Only the text of the records belongs in the answer, copied exactly, with every picture omitted.

━━━━━ DATASET EXCERPTS

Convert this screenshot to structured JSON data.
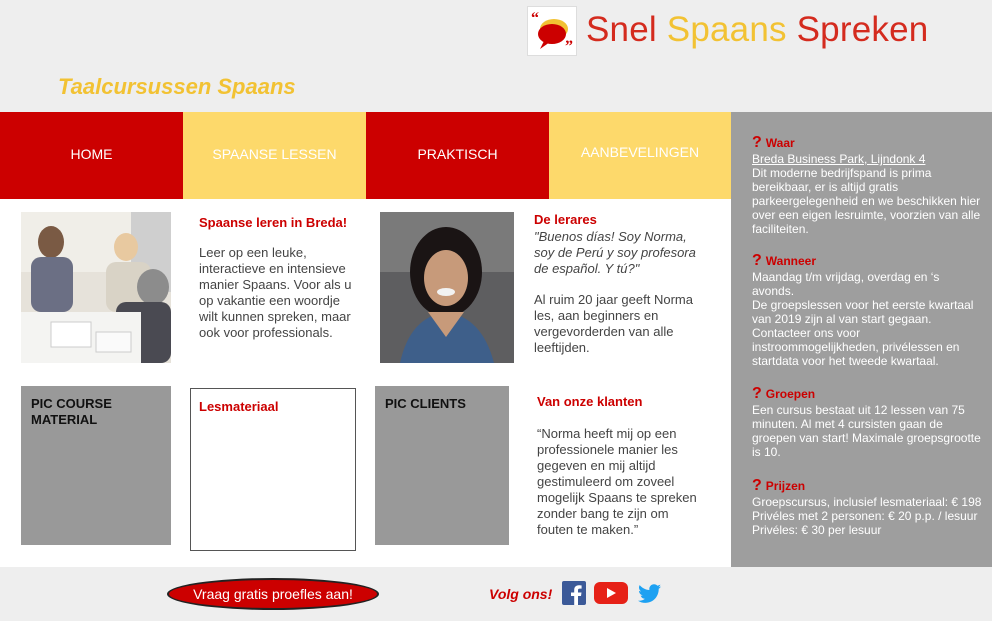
{
  "header": {
    "logo_word1": "Snel",
    "logo_word2": "Spaans",
    "logo_word3": "Spreken",
    "tagline": "Taalcursussen Spaans"
  },
  "nav": {
    "items": [
      {
        "label": "HOME"
      },
      {
        "label": "SPAANSE LESSEN"
      },
      {
        "label": "PRAKTISCH"
      },
      {
        "label": "AANBEVELINGEN"
      }
    ]
  },
  "main": {
    "breda_title": "Spaanse leren in Breda!",
    "breda_text": "Leer op een leuke, interactieve en intensieve manier Spaans. Voor als u op vakantie een woordje wilt kunnen spreken, maar ook voor professionals.",
    "teacher_title": "De lerares",
    "teacher_quote": "\"Buenos días! Soy Norma, soy de Perú y soy profesora de español. Y tú?\"",
    "teacher_text": "Al ruim 20 jaar geeft Norma les, aan beginners en vergevorderden van alle leeftijden.",
    "course_material_box": "PIC COURSE MATERIAL",
    "lesmateriaal_title": "Lesmateriaal",
    "clients_box": "PIC CLIENTS",
    "clients_title": "Van onze klanten",
    "clients_quote": "“Norma heeft mij op een professionele manier les gegeven en mij altijd gestimuleerd om zoveel mogelijk Spaans te spreken zonder bang te zijn om fouten te maken.”"
  },
  "sidebar": {
    "waar_title": "Waar",
    "waar_link": "Breda Business Park, Lijndonk 4",
    "waar_text": "Dit moderne bedrijfspand is prima bereikbaar, er is altijd gratis parkeergelegenheid en we beschikken hier over een eigen lesruimte, voorzien van alle faciliteiten.",
    "wanneer_title": "Wanneer",
    "wanneer_text1": "Maandag t/m vrijdag, overdag en ‘s avonds.",
    "wanneer_text2": "De groepslessen voor het eerste kwartaal van 2019 zijn al van start gegaan.",
    "wanneer_text3": "Contacteer ons voor instroommogelijkheden, privélessen en startdata voor het tweede kwartaal.",
    "groepen_title": "Groepen",
    "groepen_text": "Een cursus bestaat uit 12 lessen van 75 minuten. Al met 4 cursisten gaan de groepen van start! Maximale groepsgrootte is 10.",
    "prijzen_title": "Prijzen",
    "prijzen_text1": "Groepscursus, inclusief lesmateriaal: € 198",
    "prijzen_text2": "Privéles met 2 personen: € 20 p.p. / lesuur",
    "prijzen_text3": "Privéles: € 30 per lesuur",
    "question_mark": "?"
  },
  "footer": {
    "trial_button": "Vraag gratis proefles aan!",
    "follow_label": "Volg ons!"
  },
  "colors": {
    "red": "#cc0000",
    "yellow": "#fdd96b",
    "gold_text": "#f2c233",
    "sidebar_gray": "#9e9e9e"
  }
}
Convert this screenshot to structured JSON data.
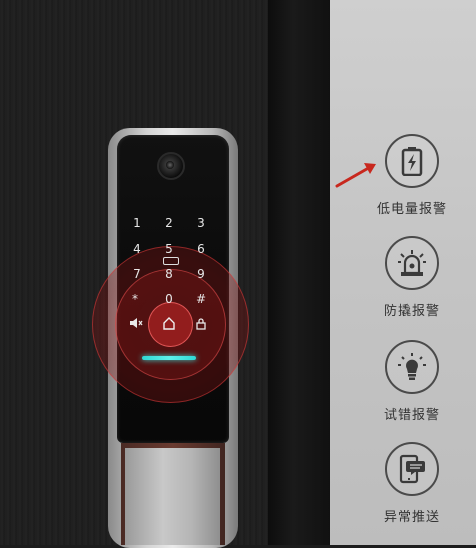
{
  "keypad": {
    "rows": [
      [
        "1",
        "2",
        "3"
      ],
      [
        "4",
        "5",
        "6"
      ],
      [
        "7",
        "8",
        "9"
      ],
      [
        "*",
        "0",
        "#"
      ]
    ]
  },
  "features": [
    {
      "label": "低电量报警",
      "icon": "battery-icon"
    },
    {
      "label": "防撬报警",
      "icon": "siren-icon"
    },
    {
      "label": "试错报警",
      "icon": "lightbulb-icon"
    },
    {
      "label": "异常推送",
      "icon": "phone-message-icon"
    }
  ],
  "colors": {
    "accent_red": "#c8281e",
    "indicator_cyan": "#39e3dd",
    "icon_dark": "#3a3a3a"
  }
}
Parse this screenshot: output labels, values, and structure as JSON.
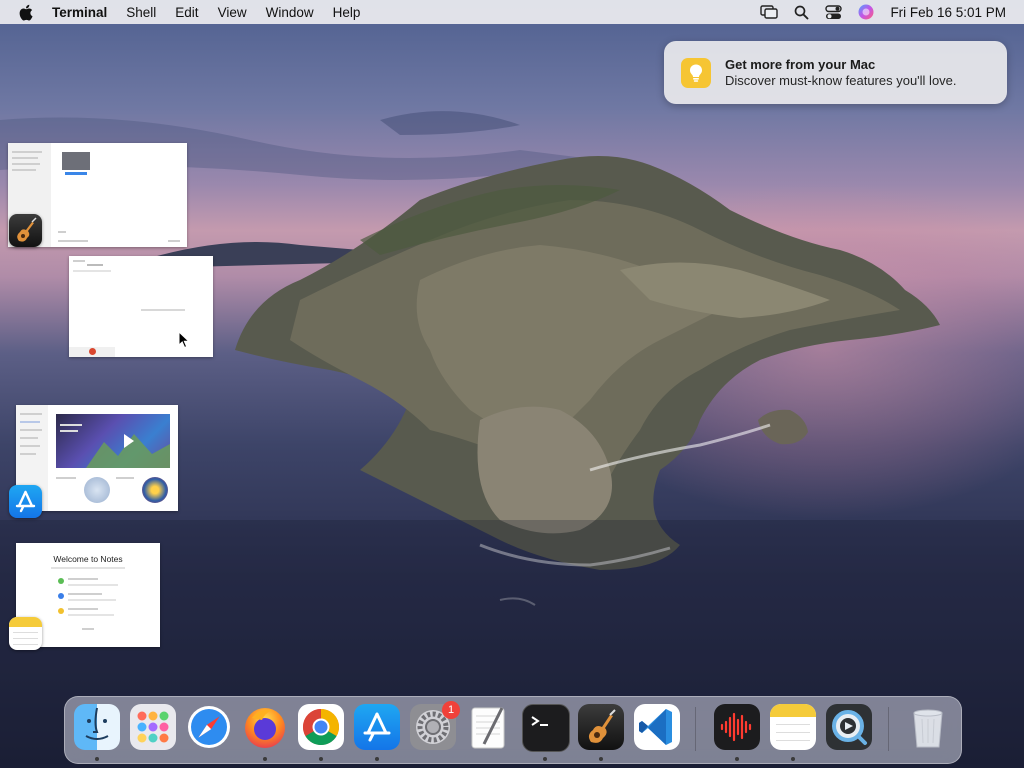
{
  "menubar": {
    "app_name": "Terminal",
    "menus": [
      "Shell",
      "Edit",
      "View",
      "Window",
      "Help"
    ],
    "status_icons": [
      "screen-mirroring-icon",
      "spotlight-icon",
      "control-center-icon",
      "siri-icon"
    ],
    "clock": "Fri Feb 16  5:01 PM"
  },
  "notification": {
    "icon": "lightbulb-icon",
    "title": "Get more from your Mac",
    "body": "Discover must-know features you'll love."
  },
  "window_thumbnails": [
    {
      "app": "GarageBand",
      "icon": "garageband-icon"
    },
    {
      "app": "Terminal",
      "icon": "terminal-window-icon"
    },
    {
      "app": "App Store",
      "icon": "app-store-icon"
    },
    {
      "app": "Notes",
      "icon": "notes-icon",
      "heading": "Welcome to Notes"
    }
  ],
  "dock": {
    "items": [
      {
        "name": "Finder",
        "icon": "finder-icon",
        "running": true
      },
      {
        "name": "Launchpad",
        "icon": "launchpad-icon",
        "running": false
      },
      {
        "name": "Safari",
        "icon": "safari-icon",
        "running": false
      },
      {
        "name": "Firefox",
        "icon": "firefox-icon",
        "running": true
      },
      {
        "name": "Chrome",
        "icon": "chrome-icon",
        "running": true
      },
      {
        "name": "App Store",
        "icon": "app-store-icon",
        "running": true
      },
      {
        "name": "System Preferences",
        "icon": "system-preferences-icon",
        "running": false,
        "badge": "1"
      },
      {
        "name": "TextEdit",
        "icon": "textedit-icon",
        "running": false
      },
      {
        "name": "Terminal",
        "icon": "terminal-icon",
        "running": true
      },
      {
        "name": "GarageBand",
        "icon": "garageband-icon",
        "running": true
      },
      {
        "name": "Visual Studio Code",
        "icon": "vscode-icon",
        "running": false
      },
      {
        "name": "Voice Memos",
        "icon": "voice-memos-icon",
        "running": true
      },
      {
        "name": "Notes",
        "icon": "notes-icon",
        "running": true
      },
      {
        "name": "QuickTime Player",
        "icon": "quicktime-icon",
        "running": false
      },
      {
        "name": "Trash",
        "icon": "trash-icon",
        "running": false
      }
    ]
  },
  "colors": {
    "menubar_bg": "#ececf0",
    "notification_icon": "#f6c533",
    "badge": "#f0413a"
  }
}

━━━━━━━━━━

§ **ANSWER FOR THIS EXERCISE**:
Convert this screenshot to structured JSON data.
{
  "header": {
    "logo_word1": "Snel",
    "logo_word2": "Spaans",
    "logo_word3": "Spreken",
    "tagline": "Taalcursussen Spaans"
  },
  "nav": {
    "items": [
      {
        "label": "HOME"
      },
      {
        "label": "SPAANSE LESSEN"
      },
      {
        "label": "PRAKTISCH"
      },
      {
        "label": "AANBEVELINGEN"
      }
    ]
  },
  "main": {
    "breda_title": "Spaanse leren in Breda!",
    "breda_text": "Leer op een leuke, interactieve en intensieve manier Spaans. Voor als u op vakantie een woordje wilt kunnen spreken, maar ook voor professionals.",
    "teacher_title": "De lerares",
    "teacher_quote": "\"Buenos días! Soy Norma, soy de Perú y soy profesora de español. Y tú?\"",
    "teacher_text": "Al ruim 20 jaar geeft Norma les, aan beginners en vergevorderden van alle leeftijden.",
    "course_material_box": "PIC COURSE MATERIAL",
    "lesmateriaal_title": "Lesmateriaal",
    "clients_box": "PIC CLIENTS",
    "clients_title": "Van onze klanten",
    "clients_quote": "“Norma heeft mij op een professionele manier les gegeven en mij altijd gestimuleerd om zoveel mogelijk Spaans te spreken zonder bang te zijn om fouten te maken.”"
  },
  "sidebar": {
    "waar_title": "Waar",
    "waar_link": "Breda Business Park, Lijndonk 4",
    "waar_text": "Dit moderne bedrijfspand is prima bereikbaar, er is altijd gratis parkeergelegenheid en we beschikken hier over een eigen lesruimte, voorzien van alle faciliteiten.",
    "wanneer_title": "Wanneer",
    "wanneer_text1": "Maandag t/m vrijdag, overdag en ‘s avonds.",
    "wanneer_text2": "De groepslessen voor het eerste kwartaal van 2019 zijn al van start gegaan.",
    "wanneer_text3": "Contacteer ons voor instroommogelijkheden, privélessen en startdata voor het tweede kwartaal.",
    "groepen_title": "Groepen",
    "groepen_text": "Een cursus bestaat uit 12 lessen van 75 minuten. Al met 4 cursisten gaan de groepen van start! Maximale groepsgrootte is 10.",
    "prijzen_title": "Prijzen",
    "prijzen_text1": "Groepscursus, inclusief lesmateriaal: € 198",
    "prijzen_text2": "Privéles met 2 personen: € 20 p.p. / lesuur",
    "prijzen_text3": "Privéles: € 30 per lesuur",
    "question_mark": "?"
  },
  "footer": {
    "trial_button": "Vraag gratis proefles aan!",
    "follow_label": "Volg ons!"
  },
  "colors": {
    "red": "#cc0000",
    "yellow": "#fdd96b",
    "gold_text": "#f2c233",
    "sidebar_gray": "#9e9e9e"
  }
}
Convert this screenshot to structured JSON data.
{
  "keypad": {
    "rows": [
      [
        "1",
        "2",
        "3"
      ],
      [
        "4",
        "5",
        "6"
      ],
      [
        "7",
        "8",
        "9"
      ],
      [
        "*",
        "0",
        "#"
      ]
    ]
  },
  "features": [
    {
      "label": "低电量报警",
      "icon": "battery-icon"
    },
    {
      "label": "防撬报警",
      "icon": "siren-icon"
    },
    {
      "label": "试错报警",
      "icon": "lightbulb-icon"
    },
    {
      "label": "异常推送",
      "icon": "phone-message-icon"
    }
  ],
  "colors": {
    "accent_red": "#c8281e",
    "indicator_cyan": "#39e3dd",
    "icon_dark": "#3a3a3a"
  }
}
Parse this screenshot: output labels, values, and structure as JSON.
{
  "menubar": {
    "app_name": "Terminal",
    "menus": [
      "Shell",
      "Edit",
      "View",
      "Window",
      "Help"
    ],
    "status_icons": [
      "screen-mirroring-icon",
      "spotlight-icon",
      "control-center-icon",
      "siri-icon"
    ],
    "clock": "Fri Feb 16  5:01 PM"
  },
  "notification": {
    "icon": "lightbulb-icon",
    "title": "Get more from your Mac",
    "body": "Discover must-know features you'll love."
  },
  "window_thumbnails": [
    {
      "app": "GarageBand",
      "icon": "garageband-icon"
    },
    {
      "app": "Terminal",
      "icon": "terminal-window-icon"
    },
    {
      "app": "App Store",
      "icon": "app-store-icon"
    },
    {
      "app": "Notes",
      "icon": "notes-icon",
      "heading": "Welcome to Notes"
    }
  ],
  "dock": {
    "items": [
      {
        "name": "Finder",
        "icon": "finder-icon",
        "running": true
      },
      {
        "name": "Launchpad",
        "icon": "launchpad-icon",
        "running": false
      },
      {
        "name": "Safari",
        "icon": "safari-icon",
        "running": false
      },
      {
        "name": "Firefox",
        "icon": "firefox-icon",
        "running": true
      },
      {
        "name": "Chrome",
        "icon": "chrome-icon",
        "running": true
      },
      {
        "name": "App Store",
        "icon": "app-store-icon",
        "running": true
      },
      {
        "name": "System Preferences",
        "icon": "system-preferences-icon",
        "running": false,
        "badge": "1"
      },
      {
        "name": "TextEdit",
        "icon": "textedit-icon",
        "running": false
      },
      {
        "name": "Terminal",
        "icon": "terminal-icon",
        "running": true
      },
      {
        "name": "GarageBand",
        "icon": "garageband-icon",
        "running": true
      },
      {
        "name": "Visual Studio Code",
        "icon": "vscode-icon",
        "running": false
      },
      {
        "name": "Voice Memos",
        "icon": "voice-memos-icon",
        "running": true
      },
      {
        "name": "Notes",
        "icon": "notes-icon",
        "running": true
      },
      {
        "name": "QuickTime Player",
        "icon": "quicktime-icon",
        "running": false
      },
      {
        "name": "Trash",
        "icon": "trash-icon",
        "running": false
      }
    ]
  },
  "colors": {
    "menubar_bg": "#ececf0",
    "notification_icon": "#f6c533",
    "badge": "#f0413a"
  }
}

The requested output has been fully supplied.